Hate Crimes within the context of the Lebanese and international legal systems.
Hate crimes are challenging judicial foundations worldwide. Hate crimes are currently drawing global attention, demanding subjects of international law to adopt regulating conducts for such crimes. The consequences of biased-motive crimes go far beyond individual harm to imperil the general social organization.
Hate crimes are recognized as human rights’ violations by international legal personnel. However, many jurisdictions are yet to criminalize them, necessitating that policy makers take the necessary steps to redress that, as in Lebanon. It is the duty of states to provide adequate legal definitions for biased-motive crimes, specify the means of prosecution, and decide the adequate punishment.
Despite the demand, the Lebanese legal system has so far failed at providing hate crimes with an adequate legal description. If not held accountable, offenders’ violence might escalate promising a loss in the feelings of safety and security among the targeted groups. Legal recognition starts by providing a clear and coherent definition of what acts constitute hate crimes, distinguishing them from regular criminal conduct.

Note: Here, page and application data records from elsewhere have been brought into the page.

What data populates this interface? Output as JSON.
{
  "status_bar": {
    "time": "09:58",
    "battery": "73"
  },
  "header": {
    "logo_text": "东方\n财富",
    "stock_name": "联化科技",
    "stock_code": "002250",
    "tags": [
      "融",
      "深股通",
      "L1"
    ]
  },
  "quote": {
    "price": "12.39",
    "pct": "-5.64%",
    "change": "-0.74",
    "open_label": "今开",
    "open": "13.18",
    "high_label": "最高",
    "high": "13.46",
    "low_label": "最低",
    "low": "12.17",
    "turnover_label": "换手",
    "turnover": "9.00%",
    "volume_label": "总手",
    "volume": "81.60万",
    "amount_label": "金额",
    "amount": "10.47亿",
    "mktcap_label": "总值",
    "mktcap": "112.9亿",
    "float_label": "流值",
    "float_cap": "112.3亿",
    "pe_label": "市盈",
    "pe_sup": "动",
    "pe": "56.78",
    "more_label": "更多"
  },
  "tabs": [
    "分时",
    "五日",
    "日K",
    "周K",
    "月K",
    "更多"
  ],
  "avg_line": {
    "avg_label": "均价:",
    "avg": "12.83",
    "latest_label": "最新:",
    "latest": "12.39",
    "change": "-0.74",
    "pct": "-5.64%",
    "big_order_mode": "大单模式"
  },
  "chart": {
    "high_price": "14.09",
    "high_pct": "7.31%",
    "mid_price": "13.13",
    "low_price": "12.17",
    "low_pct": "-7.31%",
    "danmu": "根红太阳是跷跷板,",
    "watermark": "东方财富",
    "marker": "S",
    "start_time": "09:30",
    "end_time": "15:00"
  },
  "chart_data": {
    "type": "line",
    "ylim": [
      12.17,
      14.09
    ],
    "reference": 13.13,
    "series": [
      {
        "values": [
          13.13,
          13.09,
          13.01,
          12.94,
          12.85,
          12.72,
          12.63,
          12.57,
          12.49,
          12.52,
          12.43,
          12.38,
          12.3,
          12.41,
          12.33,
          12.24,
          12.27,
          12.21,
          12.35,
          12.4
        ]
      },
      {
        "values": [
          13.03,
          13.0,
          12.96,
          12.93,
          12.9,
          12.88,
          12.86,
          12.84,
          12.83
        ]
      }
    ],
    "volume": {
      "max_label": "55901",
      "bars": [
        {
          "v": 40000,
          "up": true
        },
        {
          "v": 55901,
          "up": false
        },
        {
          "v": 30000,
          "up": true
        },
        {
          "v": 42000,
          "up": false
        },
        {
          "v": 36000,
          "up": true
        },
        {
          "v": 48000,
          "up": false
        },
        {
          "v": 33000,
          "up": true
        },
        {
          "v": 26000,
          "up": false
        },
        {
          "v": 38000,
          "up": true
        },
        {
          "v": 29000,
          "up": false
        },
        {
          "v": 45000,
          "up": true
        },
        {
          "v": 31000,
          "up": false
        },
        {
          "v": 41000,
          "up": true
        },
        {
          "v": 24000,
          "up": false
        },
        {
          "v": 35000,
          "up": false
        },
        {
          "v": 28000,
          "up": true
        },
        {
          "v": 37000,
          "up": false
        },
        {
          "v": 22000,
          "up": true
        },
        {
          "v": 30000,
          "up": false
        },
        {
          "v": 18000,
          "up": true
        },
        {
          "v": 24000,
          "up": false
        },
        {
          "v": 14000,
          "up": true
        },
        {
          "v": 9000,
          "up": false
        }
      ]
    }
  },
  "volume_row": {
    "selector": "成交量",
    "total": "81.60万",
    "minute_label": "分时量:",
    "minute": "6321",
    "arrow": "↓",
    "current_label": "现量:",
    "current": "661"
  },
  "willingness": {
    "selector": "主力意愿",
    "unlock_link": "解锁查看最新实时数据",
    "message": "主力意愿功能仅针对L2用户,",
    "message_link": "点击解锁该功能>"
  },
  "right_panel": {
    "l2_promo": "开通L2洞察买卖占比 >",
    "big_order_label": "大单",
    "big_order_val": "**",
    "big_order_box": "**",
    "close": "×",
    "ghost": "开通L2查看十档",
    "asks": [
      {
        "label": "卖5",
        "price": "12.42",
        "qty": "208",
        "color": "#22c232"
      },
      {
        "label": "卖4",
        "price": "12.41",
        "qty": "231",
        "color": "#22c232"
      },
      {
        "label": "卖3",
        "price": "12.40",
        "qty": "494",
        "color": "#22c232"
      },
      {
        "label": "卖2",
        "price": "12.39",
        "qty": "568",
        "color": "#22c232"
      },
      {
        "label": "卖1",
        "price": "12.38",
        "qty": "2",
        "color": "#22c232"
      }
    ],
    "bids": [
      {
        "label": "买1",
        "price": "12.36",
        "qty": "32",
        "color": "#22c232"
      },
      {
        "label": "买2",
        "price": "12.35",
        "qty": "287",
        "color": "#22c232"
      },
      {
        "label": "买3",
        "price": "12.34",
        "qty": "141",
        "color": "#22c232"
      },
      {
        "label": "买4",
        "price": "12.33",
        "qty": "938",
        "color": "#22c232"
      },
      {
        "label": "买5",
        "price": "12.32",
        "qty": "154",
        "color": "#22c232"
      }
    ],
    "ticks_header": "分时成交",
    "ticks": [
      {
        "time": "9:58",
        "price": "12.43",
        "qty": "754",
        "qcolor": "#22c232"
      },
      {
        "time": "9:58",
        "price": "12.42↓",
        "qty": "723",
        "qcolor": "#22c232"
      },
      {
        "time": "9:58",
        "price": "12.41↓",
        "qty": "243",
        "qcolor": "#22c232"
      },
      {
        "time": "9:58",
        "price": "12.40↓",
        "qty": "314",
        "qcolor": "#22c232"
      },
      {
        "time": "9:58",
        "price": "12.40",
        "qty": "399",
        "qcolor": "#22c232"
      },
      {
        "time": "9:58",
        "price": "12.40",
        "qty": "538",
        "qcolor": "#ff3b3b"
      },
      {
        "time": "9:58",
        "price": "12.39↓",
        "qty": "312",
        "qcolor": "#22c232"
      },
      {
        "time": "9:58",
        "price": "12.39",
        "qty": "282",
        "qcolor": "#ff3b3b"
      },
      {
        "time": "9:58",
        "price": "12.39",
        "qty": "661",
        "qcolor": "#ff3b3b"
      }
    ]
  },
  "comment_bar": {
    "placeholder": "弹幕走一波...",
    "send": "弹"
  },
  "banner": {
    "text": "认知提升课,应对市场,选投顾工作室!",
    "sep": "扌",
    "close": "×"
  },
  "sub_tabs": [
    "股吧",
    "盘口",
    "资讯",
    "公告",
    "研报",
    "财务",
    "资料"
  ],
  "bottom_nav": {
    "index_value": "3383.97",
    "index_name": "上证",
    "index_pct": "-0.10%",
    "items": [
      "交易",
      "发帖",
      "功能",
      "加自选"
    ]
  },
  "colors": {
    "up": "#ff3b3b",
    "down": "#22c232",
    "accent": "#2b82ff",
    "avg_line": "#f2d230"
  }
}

This study first explores the concept of hate crimes, then investigates the legal framework of hate crimes in international and local legislation, sheds light on the loopholes in the Lebanese approach for hate crimes, and ends with a few remedial suggestions.